_Task details_
Tally the lines below containing the word "date" and give that total alone.

_Given records_
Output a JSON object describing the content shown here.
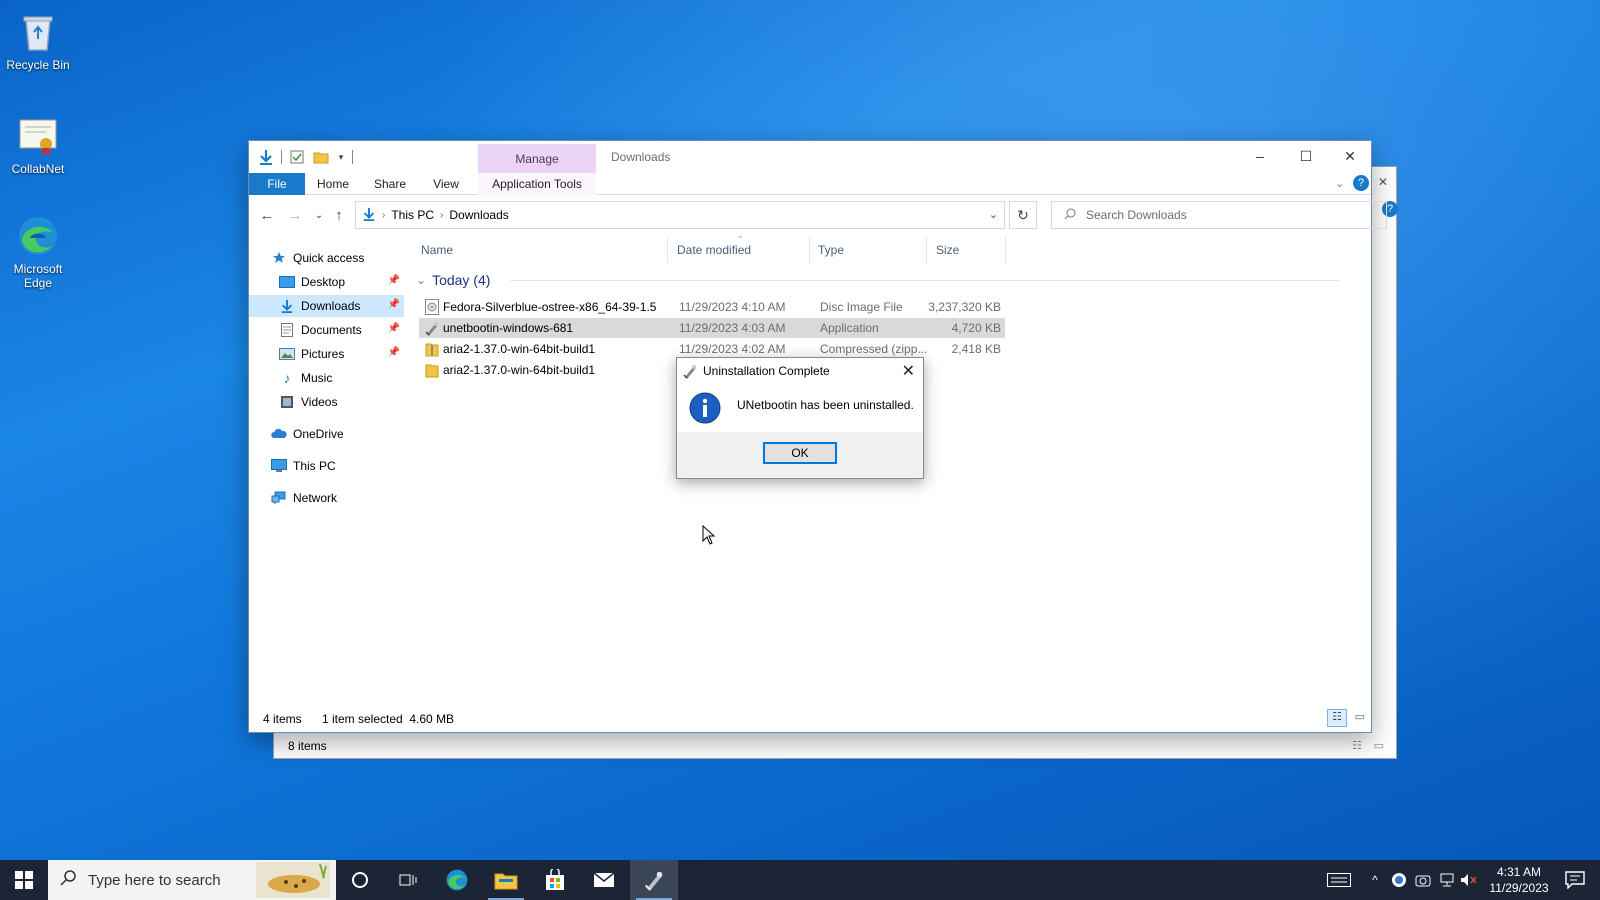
{
  "desktop": {
    "icons": [
      {
        "label": "Recycle Bin",
        "icon": "recycle-bin-icon"
      },
      {
        "label": "CollabNet",
        "icon": "certificate-icon"
      },
      {
        "label": "Microsoft Edge",
        "icon": "edge-icon"
      }
    ]
  },
  "back_window": {
    "status": "8 items"
  },
  "explorer": {
    "context_tab": "Manage",
    "title": "Downloads",
    "tabs": {
      "file": "File",
      "home": "Home",
      "share": "Share",
      "view": "View",
      "app_tools": "Application Tools"
    },
    "breadcrumb": [
      "This PC",
      "Downloads"
    ],
    "search_placeholder": "Search Downloads",
    "nav": {
      "quick_access": "Quick access",
      "desktop": "Desktop",
      "downloads": "Downloads",
      "documents": "Documents",
      "pictures": "Pictures",
      "music": "Music",
      "videos": "Videos",
      "onedrive": "OneDrive",
      "this_pc": "This PC",
      "network": "Network"
    },
    "columns": {
      "name": "Name",
      "date": "Date modified",
      "type": "Type",
      "size": "Size"
    },
    "group": "Today (4)",
    "files": [
      {
        "name": "Fedora-Silverblue-ostree-x86_64-39-1.5",
        "date": "11/29/2023 4:10 AM",
        "type": "Disc Image File",
        "size": "3,237,320 KB",
        "icon": "disc-image-icon"
      },
      {
        "name": "unetbootin-windows-681",
        "date": "11/29/2023 4:03 AM",
        "type": "Application",
        "size": "4,720 KB",
        "icon": "unetbootin-app-icon",
        "selected": true
      },
      {
        "name": "aria2-1.37.0-win-64bit-build1",
        "date": "11/29/2023 4:02 AM",
        "type": "Compressed (zipp...",
        "size": "2,418 KB",
        "icon": "zip-folder-icon"
      },
      {
        "name": "aria2-1.37.0-win-64bit-build1",
        "date": "",
        "type": "",
        "size": "",
        "icon": "folder-icon"
      }
    ],
    "status_items": "4 items",
    "status_selected": "1 item selected  4.60 MB"
  },
  "dialog": {
    "title": "Uninstallation Complete",
    "message": "UNetbootin has been uninstalled.",
    "ok": "OK"
  },
  "taskbar": {
    "search_placeholder": "Type here to search",
    "time": "4:31 AM",
    "date": "11/29/2023"
  },
  "colors": {
    "accent": "#0078d7",
    "file_tab": "#1979ca",
    "manage_tab": "#ecd4f6",
    "selection": "#cce8ff",
    "taskbar": "#1b2535"
  }
}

_Expected answer_
6